Synagogue Judaism was being developed in Javneh, and Talmud was being written, after 70CE. Paul, Peter, and others were negotiating an emergent Christianity, after 33CE.  We were all ‘God-fearers’ in ‘diaspora’. 

We’ve retold the stories of ‘heretics like us’ in the first century, neither as some original purity which later degenerated or fragmented, nor as some primitive rough drafts for progressive improvement.  Many partisans were reworking the same traditions, into what would later emerge as two great and diverse religious traditions, like ‘twins separated at birth’.  The myths and legends of Torah were mined to inform and express a new context. 

Similarly, in the seventh century, those who followed Muhammad, as part of the new ummah, and those who remained good Jewish and Christian neighbours, reworked their faith life.  Yemen was a Jewish nation, and Mecca and Medina included established Jewish and Christian communities.  Arabs read the shared myths of Genesis, and traditions of Abraham and Ishmael as origin legends for clans and tribes, their own and others. 
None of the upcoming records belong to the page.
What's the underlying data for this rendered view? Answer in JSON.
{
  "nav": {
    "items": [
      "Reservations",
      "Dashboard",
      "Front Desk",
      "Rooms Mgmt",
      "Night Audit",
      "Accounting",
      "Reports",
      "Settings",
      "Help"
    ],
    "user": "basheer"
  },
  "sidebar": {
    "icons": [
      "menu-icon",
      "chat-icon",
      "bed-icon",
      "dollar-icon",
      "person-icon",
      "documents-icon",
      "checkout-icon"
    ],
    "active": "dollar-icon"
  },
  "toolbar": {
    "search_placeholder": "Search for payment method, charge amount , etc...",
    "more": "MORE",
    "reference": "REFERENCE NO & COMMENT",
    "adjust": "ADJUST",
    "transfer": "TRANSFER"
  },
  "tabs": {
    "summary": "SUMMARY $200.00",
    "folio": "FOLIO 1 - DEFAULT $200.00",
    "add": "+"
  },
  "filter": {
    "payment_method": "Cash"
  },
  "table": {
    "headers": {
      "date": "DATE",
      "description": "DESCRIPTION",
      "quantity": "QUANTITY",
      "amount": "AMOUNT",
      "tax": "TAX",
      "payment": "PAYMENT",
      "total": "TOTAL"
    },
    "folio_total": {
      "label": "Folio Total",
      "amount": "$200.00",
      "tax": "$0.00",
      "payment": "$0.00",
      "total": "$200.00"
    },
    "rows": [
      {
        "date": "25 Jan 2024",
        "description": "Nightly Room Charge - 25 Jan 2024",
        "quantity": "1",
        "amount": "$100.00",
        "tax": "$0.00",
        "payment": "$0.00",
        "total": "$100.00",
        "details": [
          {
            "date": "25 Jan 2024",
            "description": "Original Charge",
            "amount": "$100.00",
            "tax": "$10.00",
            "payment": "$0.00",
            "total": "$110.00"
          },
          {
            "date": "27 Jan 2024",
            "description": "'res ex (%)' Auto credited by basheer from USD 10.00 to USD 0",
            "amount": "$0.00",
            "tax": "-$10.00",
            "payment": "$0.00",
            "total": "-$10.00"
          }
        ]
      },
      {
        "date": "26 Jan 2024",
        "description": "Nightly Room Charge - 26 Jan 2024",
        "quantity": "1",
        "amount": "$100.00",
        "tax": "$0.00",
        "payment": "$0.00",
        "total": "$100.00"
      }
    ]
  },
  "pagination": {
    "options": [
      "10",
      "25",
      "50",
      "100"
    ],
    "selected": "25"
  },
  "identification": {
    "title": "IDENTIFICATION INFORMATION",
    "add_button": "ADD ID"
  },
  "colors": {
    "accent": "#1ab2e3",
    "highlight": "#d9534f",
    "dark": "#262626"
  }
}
 What Muhammad opposed was weakened monotheism and bad morality.  When he rallied allies against ‘infidels’, many Jews and Christians shared the campaign, many without converting to Islam.  It’s a stretch to find Antisemitism in the 6000 verses of the 114 surahs of Quran, and his version of the person and work of Jesus as one of the prophets is no great heresy.  Maryam, wife of Caliph Mu’awiya and mother of Caliph Yazid was Jacobite. 
When Muhammad moved from Mecca to Medina in the hijira of 622CE, festivals began as alternatives to infidel one: Eid al Adha, Eid al Fitr, and Ahsura,  Each has shared roots and parallels in the Abrahamic traditions, varied expression in different Muslim traditions, dating from the 7th century, and elaborated over many centuries in varied cultures and contexts since.  
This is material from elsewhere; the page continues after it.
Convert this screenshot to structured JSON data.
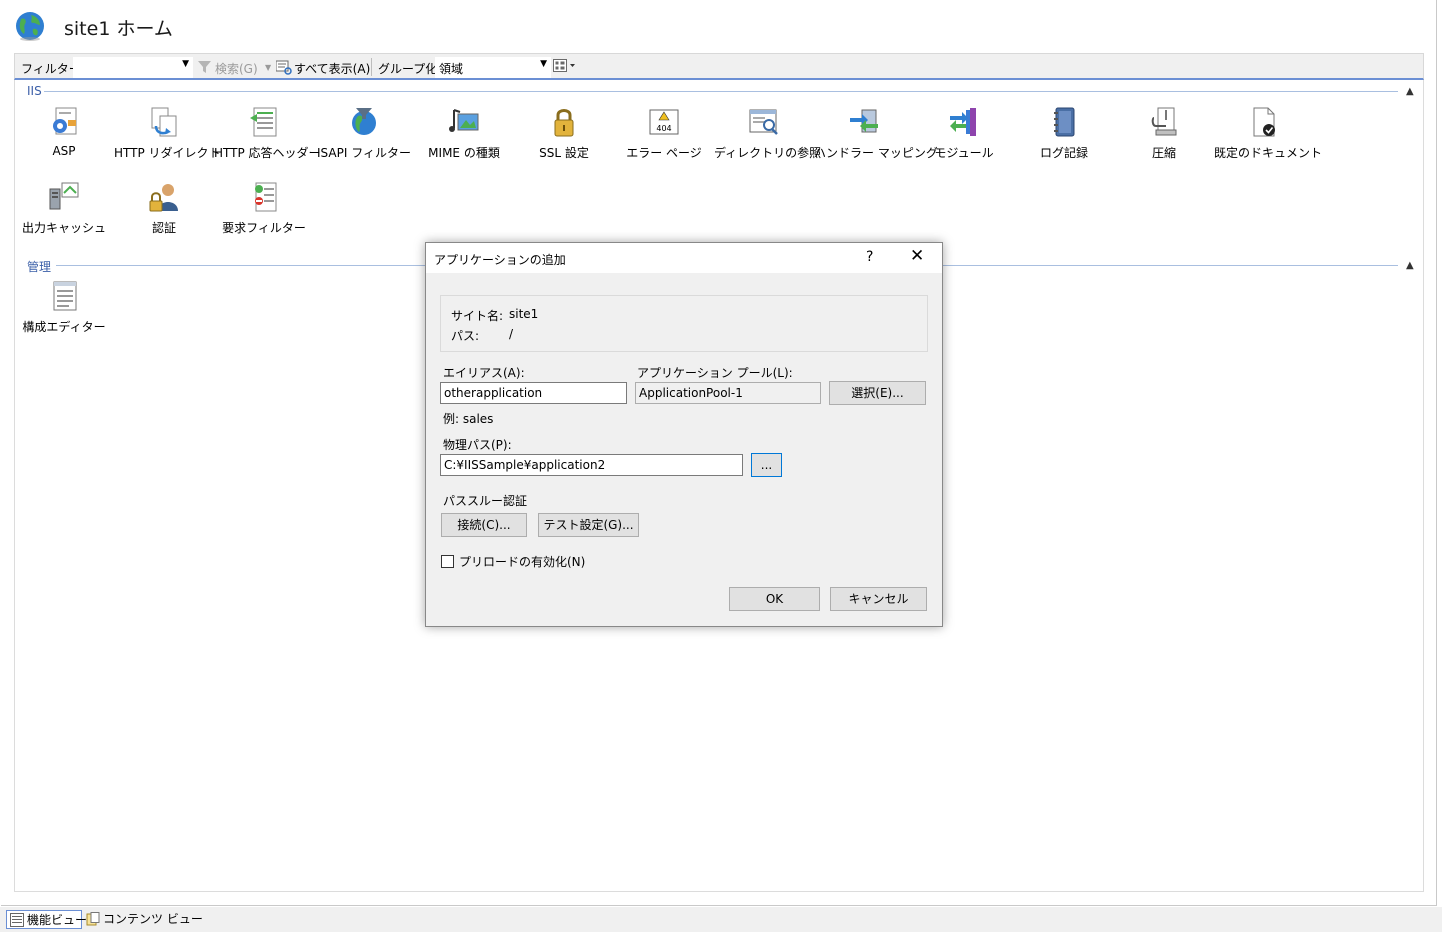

 Eid al Adha remembers Abraham’s sacrifice of his son.  In Judaism the near-sacrifice of Isaac is observed in the Akedah. Eid al Adha and the Quran associates the submission of Abraham as involving Ishmael.    

 Eid al Fitr ends the month of Ramadan, breaking the monthlong fast, and including payment of Zakat al Fitr, charity gifts to the poor.  This ‘sweet Eid’ in various cultures is widely celebrated, in varying ethnic traditions here. 

 Ashura is a parallel to Yom Kippur, the Day of Atonement in Judaism.  The stories associated with the festival is exodus from Egypt, or Noah leaving the ark.  It is voluntary in Sunni tradition, superseded by Ramadan, but central in Shiite tradition, commemorating Karbala and the death of Husayn.  

Consider the various explanations that Christians would offer to explain their observances of Christmas, Easter, and Pentecost.  Is there really one ‘orthodox’ answer, relegating variations to the status of ‘heresy’?  Our Calvinist Puritan ancestors tried to ban Christmas and Easter! 

 What if ‘heretics like us’ reclaim monotheism and morality, conserving and transforming our heritage of faith into what may emerge as post-modern Abrahamic faiths?  The results will be as different from our medieval and our modern versions of each tradition, as they will be from each other.